From: Thomas Hockey et al. (eds.). The Biographical Encyclopedia of Astronomers, Springer Reference. New York: Springer, 2007, pp. 792-793

Courtesy of

Mizzī: Zayn al‐Dīn [Shams al‐Din] Abū ʿAbd Allāh Muammad ibn Amad ibn ʿAbd al‐Raīm al‐Mizzī al‐anafī

François Charette

Bornprobably al‐Mizza near Damascus, (Syria), 1291

DiedDamascus, (Syria), 1349

Mizzī was a muwaqqit (i. e., an astronomer appointed to a mosque who is responsible for regulating the times of prayer), an instrument maker, and the author of numerous treatises on astronomical instruments. He studied in Cairo under the well known physician and encyclopedist Ibn al‐Akfānī. He was first appointed as a muwaqqit in al‐Rabwa, a quiet locality near Damascus, and then at the Umayyad Mosque in Damascus, a position he held until his death. Mizzī authored treatises on the use of the astrolabe, the astrolabic quadrant, and the sine quadrant. In particular his treatises al‐Rawāt al‐muzhirāt fī al‐ʿamal bi‐rubʿ al‐muqanarāt (On the astrolabic quadrant) and Kashf al‐rayb fī al‐ʿamal bi‐ʾl‐jayb (On the sine quadrant) were popular. He also wrote on the use of less common instruments, such as the musattar (concealed) and the mujanna (winged) quadrants.

Although he made few original contributions to instrument making in particular or to astronomy in general, Mizzī was nevertheless an important and influential authority in the field, whose didactic treatises were appreciated by students of applied astronomy dealing with timekeeping (ʿilm al‐mīqāt). The instruments he made were highly praised as being the best of his times and sold for considerable prices, namely 200 dirhams or more for an astrolabe, and at least 50 dirhams for a quadrant. Some five quadrants of his fabrication are extant, dated between the years 1326/1327 and 1333/1334. According to the 15th‐century astronomer Ibn al‐ʿAṭṭār, he also made astrolabes with mixed projections (i. e., with markings obtained by a combination of stereographical projections about the North Pole and South Pole, respectively). According to his biographer al‐afadī, Mizzī also excelled in oiling bows (baraʿa fī dahn al‐qisī) and impressed his contemporaries by constructing mechanical devices such as those of Banū Mūsā.

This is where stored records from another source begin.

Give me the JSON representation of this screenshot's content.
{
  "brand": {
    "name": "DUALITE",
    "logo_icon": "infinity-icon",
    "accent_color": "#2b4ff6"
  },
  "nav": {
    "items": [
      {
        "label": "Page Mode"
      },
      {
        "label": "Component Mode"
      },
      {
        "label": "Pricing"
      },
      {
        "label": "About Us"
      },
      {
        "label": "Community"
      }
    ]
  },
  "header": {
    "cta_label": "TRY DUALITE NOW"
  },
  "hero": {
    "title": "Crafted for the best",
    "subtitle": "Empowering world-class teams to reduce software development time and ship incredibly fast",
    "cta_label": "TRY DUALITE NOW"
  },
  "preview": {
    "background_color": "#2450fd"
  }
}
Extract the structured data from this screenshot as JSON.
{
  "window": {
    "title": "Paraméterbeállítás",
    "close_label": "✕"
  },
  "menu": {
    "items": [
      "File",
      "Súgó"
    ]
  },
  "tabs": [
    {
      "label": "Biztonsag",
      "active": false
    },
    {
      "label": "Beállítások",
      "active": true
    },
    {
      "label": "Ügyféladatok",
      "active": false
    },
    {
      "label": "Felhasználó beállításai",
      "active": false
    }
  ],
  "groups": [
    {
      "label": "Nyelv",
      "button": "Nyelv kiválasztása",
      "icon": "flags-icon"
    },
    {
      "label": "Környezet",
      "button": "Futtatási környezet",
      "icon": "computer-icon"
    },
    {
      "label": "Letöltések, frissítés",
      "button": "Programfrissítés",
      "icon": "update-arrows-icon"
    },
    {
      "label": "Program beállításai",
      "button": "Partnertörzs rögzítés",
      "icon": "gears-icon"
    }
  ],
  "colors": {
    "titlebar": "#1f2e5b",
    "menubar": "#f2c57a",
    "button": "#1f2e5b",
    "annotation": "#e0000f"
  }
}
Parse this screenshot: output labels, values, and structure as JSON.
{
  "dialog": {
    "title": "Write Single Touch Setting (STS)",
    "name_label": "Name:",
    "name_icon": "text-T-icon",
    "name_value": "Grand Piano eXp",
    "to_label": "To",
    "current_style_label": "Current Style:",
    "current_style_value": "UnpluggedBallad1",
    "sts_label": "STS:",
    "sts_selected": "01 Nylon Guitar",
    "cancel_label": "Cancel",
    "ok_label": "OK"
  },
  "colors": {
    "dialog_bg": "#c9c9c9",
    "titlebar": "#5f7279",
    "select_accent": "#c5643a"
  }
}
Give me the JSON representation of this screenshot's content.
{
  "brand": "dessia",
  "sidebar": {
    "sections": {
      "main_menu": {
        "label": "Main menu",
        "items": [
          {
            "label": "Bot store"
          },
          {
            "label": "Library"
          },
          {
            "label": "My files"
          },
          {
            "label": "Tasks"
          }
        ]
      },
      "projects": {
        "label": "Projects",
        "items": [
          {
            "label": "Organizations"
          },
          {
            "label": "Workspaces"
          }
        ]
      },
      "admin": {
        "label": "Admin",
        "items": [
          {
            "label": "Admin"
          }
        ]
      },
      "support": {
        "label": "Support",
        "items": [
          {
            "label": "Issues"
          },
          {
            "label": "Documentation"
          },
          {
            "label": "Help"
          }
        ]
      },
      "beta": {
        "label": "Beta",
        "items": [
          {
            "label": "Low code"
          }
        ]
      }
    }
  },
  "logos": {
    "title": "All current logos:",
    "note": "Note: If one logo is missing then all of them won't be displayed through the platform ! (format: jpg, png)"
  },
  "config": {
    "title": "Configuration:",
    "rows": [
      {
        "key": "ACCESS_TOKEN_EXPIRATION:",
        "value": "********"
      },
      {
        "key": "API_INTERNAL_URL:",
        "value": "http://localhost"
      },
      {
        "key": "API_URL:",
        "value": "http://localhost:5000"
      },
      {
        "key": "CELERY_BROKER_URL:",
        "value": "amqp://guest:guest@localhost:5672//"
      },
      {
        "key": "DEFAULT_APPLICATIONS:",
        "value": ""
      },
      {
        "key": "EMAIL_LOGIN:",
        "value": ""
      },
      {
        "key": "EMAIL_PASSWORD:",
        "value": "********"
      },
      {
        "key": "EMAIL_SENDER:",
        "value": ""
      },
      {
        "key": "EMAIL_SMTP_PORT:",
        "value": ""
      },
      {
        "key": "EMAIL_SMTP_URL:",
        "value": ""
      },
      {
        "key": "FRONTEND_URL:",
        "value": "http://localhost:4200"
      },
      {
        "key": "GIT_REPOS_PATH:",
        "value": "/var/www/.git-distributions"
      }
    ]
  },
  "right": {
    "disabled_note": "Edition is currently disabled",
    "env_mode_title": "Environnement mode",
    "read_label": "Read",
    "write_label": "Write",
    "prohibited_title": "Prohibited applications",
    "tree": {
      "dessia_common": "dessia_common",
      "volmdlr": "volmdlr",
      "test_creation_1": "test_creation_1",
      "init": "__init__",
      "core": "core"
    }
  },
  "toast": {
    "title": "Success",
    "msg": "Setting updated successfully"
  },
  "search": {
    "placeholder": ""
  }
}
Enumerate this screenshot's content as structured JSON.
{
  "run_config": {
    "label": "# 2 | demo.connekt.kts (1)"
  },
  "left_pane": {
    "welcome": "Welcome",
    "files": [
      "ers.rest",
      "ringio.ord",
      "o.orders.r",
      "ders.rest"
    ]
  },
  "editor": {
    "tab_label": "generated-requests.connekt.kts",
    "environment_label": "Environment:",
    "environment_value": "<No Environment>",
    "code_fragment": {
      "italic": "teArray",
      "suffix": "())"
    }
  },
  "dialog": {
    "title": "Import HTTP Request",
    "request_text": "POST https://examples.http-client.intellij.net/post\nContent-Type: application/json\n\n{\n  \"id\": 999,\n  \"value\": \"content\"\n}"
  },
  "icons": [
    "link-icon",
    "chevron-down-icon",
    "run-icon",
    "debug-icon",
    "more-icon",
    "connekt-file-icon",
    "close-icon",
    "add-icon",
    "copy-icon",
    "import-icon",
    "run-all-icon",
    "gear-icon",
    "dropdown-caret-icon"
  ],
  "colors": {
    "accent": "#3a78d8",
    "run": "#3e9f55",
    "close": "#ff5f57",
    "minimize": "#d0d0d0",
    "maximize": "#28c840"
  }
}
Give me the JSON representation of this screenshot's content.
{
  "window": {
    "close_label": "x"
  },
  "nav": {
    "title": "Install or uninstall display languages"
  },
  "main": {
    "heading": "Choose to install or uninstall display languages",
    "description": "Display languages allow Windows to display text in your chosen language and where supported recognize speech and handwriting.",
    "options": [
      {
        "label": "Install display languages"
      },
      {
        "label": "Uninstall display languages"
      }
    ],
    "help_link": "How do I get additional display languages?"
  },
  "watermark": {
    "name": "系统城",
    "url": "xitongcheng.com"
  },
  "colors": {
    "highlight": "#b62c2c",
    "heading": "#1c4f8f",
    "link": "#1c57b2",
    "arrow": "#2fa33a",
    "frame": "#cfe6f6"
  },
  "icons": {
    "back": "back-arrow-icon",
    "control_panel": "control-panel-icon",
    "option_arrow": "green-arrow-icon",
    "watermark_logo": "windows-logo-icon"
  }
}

Selected References

Al‐Safadī. (1911). Nakt al‐himyān fī nukat al‐ʿumyān. Cairo, p. 244.

Brockelmann, Carl (1938). Geschichte der arabischen Litteratur. 2nd ed. Vol. 2 (1949): 155–156; Suppl. 2: 156, 1018. Leiden: E. J. Brill.

Charette, François (2003). Mathematical Instrumentation in Fourteenth‐Century Egypt and Syria: The Illustrated Treatise of Najm Al‐Dīn Al‐Miṣrī. Leiden: E. J. Brill.

Combe, étienne (1930). “Cinq cuivres musulmans datés des XIIIe, XIVe, et XVe siècles, de la Collection Benaki.” Bulletin de l'Institut français d'archéologie orientale 30: 49–58, esp. p. 56.

Dorn, B. (1865). “Drei in der Kaiserlichen öffentlichen Bibliothek zu St. Petersburg befindliche astronomische Instrumente mit arabischen Inschriften.” Mémoires de l'Académie impériale des sciences de St. Pétersbourg, 7th ser., 9: 1–150, esp. pp. 16–26 and plates.

Féhérvari, Géza (1973). “An Eighth/Fourteenth‐Century Quadrant of the Astrolabist al‐Mizzī.” Bulletin of the School of Oriental and African Studies 36: 115–117 and two plates.

Ibn Hajar (1966–67). Durar al‐kāmina fī aʿyān al‐miʾa al‐thāmina. 5 Vols. Vol. 3, p. 410, no. 3392. Cairo: Dār al‐Kutub al‐Hadītha.

King, David A. (1986). A Survey of the Scientific Manuscripts in the Egyptian National Library. Winona Lake, Indiana: Eisenbrauns, no. C34.

——— (1993). “L'astronomie en Syrie à l'époque islamique.” In Syrie, mémoire et civilization (exhibition catalogue), edited by Sophie Cluzan, Eric Delpont, and Jeanne Mouliérac, pp. 386–395, with descriptions of related objects on pp. 432–443. Paris: Institut du monde arabe and Flammarion. (On Mizzī see esp. pp. 391, 438.)

Suter, Heinrich (1990). “Die Mathematiker und Astronomen der Araber und ihre Werke.” Abhandlungen zur Geschichte der mathematischen Wissenschaften 10: 165.